Hurricane Sandy was one of the most devastating storms to hit the East Coast, affecting 15 states  and causing damage worth billions. One of our DoSomething.org members, Alycia Grant, shares her story of the events before and after the superstorm hit her New Jersey town.
On a chilly afternoon in October, many residents in Monmouth County, New Jersey, prepared for a storm that most media outlets warned would mimic movies that depict the end of the earth. NJ had not seen a storm of this size in 100 years [and as a result] many residents did not heed these warnings.
My family prepared by making sure we had enough water, non-perishable food, gas in our cars, a first-aid kit, and other medications we might need. I was only hoping that the storm would not be as bad as Hurricane Katrina. I was fearful and needed to cling to hope that whatever happened, communities would come together to help each other. Little did I know that many communities themselves would be washed away; leaving many homeless and evacuating after the storm passed with only the shirt on their back.
On Monday (October 29), the power on my street and hundreds of others finally went out for good after flickering on and off for several hours. Our family, like so many others, did not fully prepare for a storm of this magnitude. We were all silently worried for what was to come that evening. As the winds grew more powerful, we heard a tree crack near our house. Looking outside (from the safety of our home), we were shocked to see two trees had uprooted and toppled over. Thankfully, they didn't fall on our house or anyone else's.
The only damage our property incurred was nine fallen trees. After some cleanup and conversation with our neighbors, we drove around to see the destruction first-hand. Shore relaxation points such as Pier Village, in Long Branch, were destroyed, as were the Seaside Heights and Point Pleasant boardwalks, along with many others.
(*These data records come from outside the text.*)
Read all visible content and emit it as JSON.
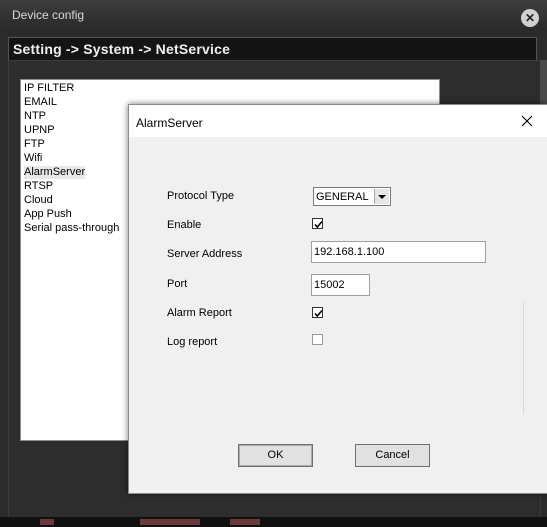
{
  "outer_window": {
    "title": "Device config",
    "close_label": "✕",
    "breadcrumb": "Setting -> System -> NetService"
  },
  "services": {
    "items": [
      {
        "label": "IP FILTER"
      },
      {
        "label": "EMAIL"
      },
      {
        "label": "NTP"
      },
      {
        "label": "UPNP"
      },
      {
        "label": "FTP"
      },
      {
        "label": "Wifi"
      },
      {
        "label": "AlarmServer",
        "selected": true
      },
      {
        "label": "RTSP"
      },
      {
        "label": "Cloud"
      },
      {
        "label": "App Push"
      },
      {
        "label": "Serial pass-through"
      }
    ]
  },
  "dialog": {
    "title": "AlarmServer",
    "protocol_type": {
      "label": "Protocol Type",
      "value": "GENERAL"
    },
    "enable": {
      "label": "Enable",
      "checked": true
    },
    "server_address": {
      "label": "Server Address",
      "value": "192.168.1.100"
    },
    "port": {
      "label": "Port",
      "value": "15002"
    },
    "alarm_report": {
      "label": "Alarm Report",
      "checked": true
    },
    "log_report": {
      "label": "Log report",
      "checked": false
    },
    "ok_label": "OK",
    "cancel_label": "Cancel"
  }
}
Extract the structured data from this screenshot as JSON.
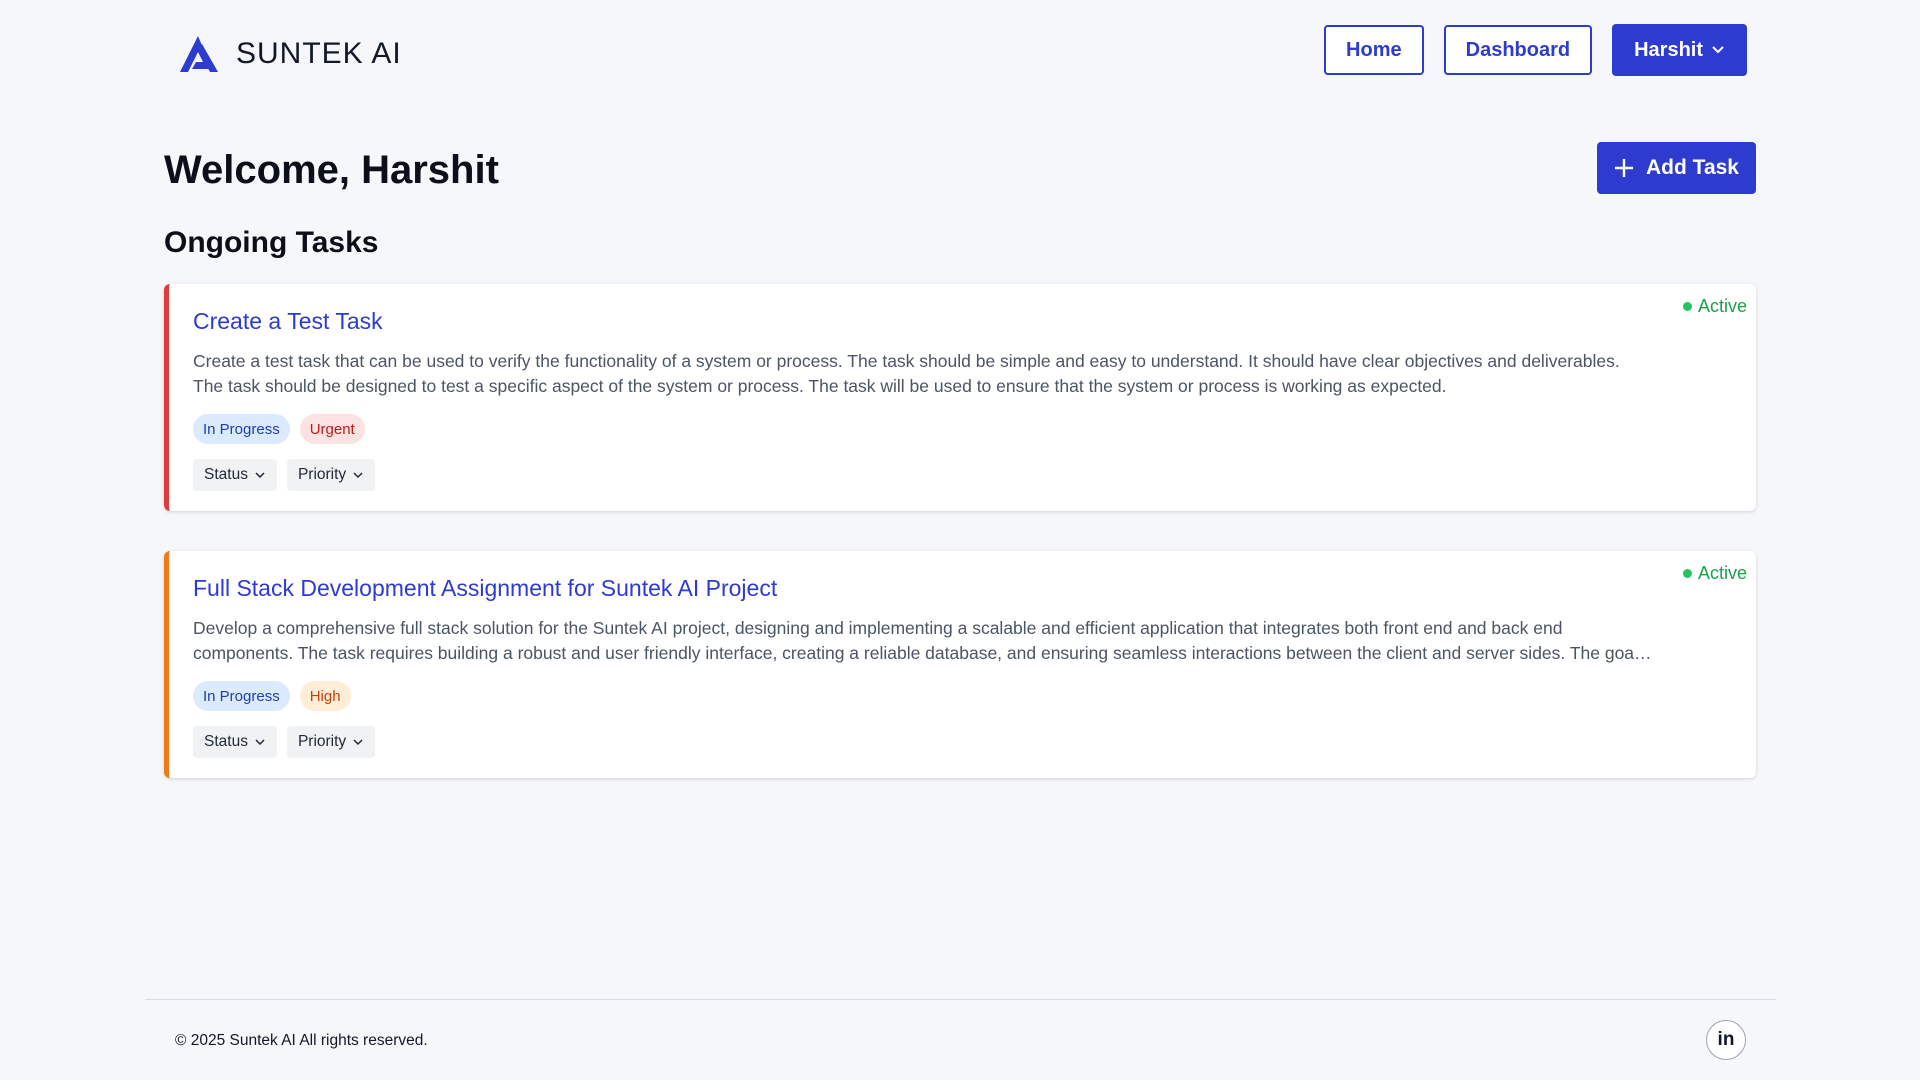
{
  "brand": {
    "name": "SUNTEK AI",
    "logo_icon": "suntek-logo-icon",
    "accent": "#2d3bcf"
  },
  "nav": {
    "home": "Home",
    "dashboard": "Dashboard",
    "user": "Harshit"
  },
  "main": {
    "welcome": "Welcome, Harshit",
    "add_task": "Add Task",
    "section_title": "Ongoing Tasks"
  },
  "tasks": [
    {
      "title": "Create a Test Task",
      "description": "Create a test task that can be used to verify the functionality of a system or process. The task should be simple and easy to understand. It should have clear objectives and deliverables. The task should be designed to test a specific aspect of the system or process. The task will be used to ensure that the system or process is working as expected.",
      "state": "Active",
      "status_tag": "In Progress",
      "priority_tag": "Urgent",
      "status_dropdown": "Status",
      "priority_dropdown": "Priority",
      "accent": "#e03a3a"
    },
    {
      "title": "Full Stack Development Assignment for Suntek AI Project",
      "description": "Develop a comprehensive full stack solution for the Suntek AI project, designing and implementing a scalable and efficient application that integrates both front end and back end components. The task requires building a robust and user friendly interface, creating a reliable database, and ensuring seamless interactions between the client and server sides. The goal is t...",
      "state": "Active",
      "status_tag": "In Progress",
      "priority_tag": "High",
      "status_dropdown": "Status",
      "priority_dropdown": "Priority",
      "accent": "#f07a1a"
    }
  ],
  "footer": {
    "copyright": "© 2025 Suntek AI All rights reserved.",
    "linkedin_label": "in"
  }
}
Even homes and other property that were not near a body of water incurred destruction mainly from fallen trees.
My advice to everyone concerning storm preparation is have a gallon of water per person per day, have lights and batteries that can illuminate a room similar to how it would be lit with power, adequate non-perishable food, phone numbers of relatives/friends in other non-affected states that could possibly assist, a full tank of gas in your car and several filled portable gas cans, chemically heated bags that campers often use, and a battery operated radio (so you can listen to music and follow the weather and relief efforts).
What did I learn from this experience? Listen to directions given by officials who inform you on how to stay safe (evacuate, stock up on supplies, etc.) and make an evacuation kit in case you need to leave your house. Take one day at a time and stay safe!
Help Sandy's victims by collecting supplies for shelters. GO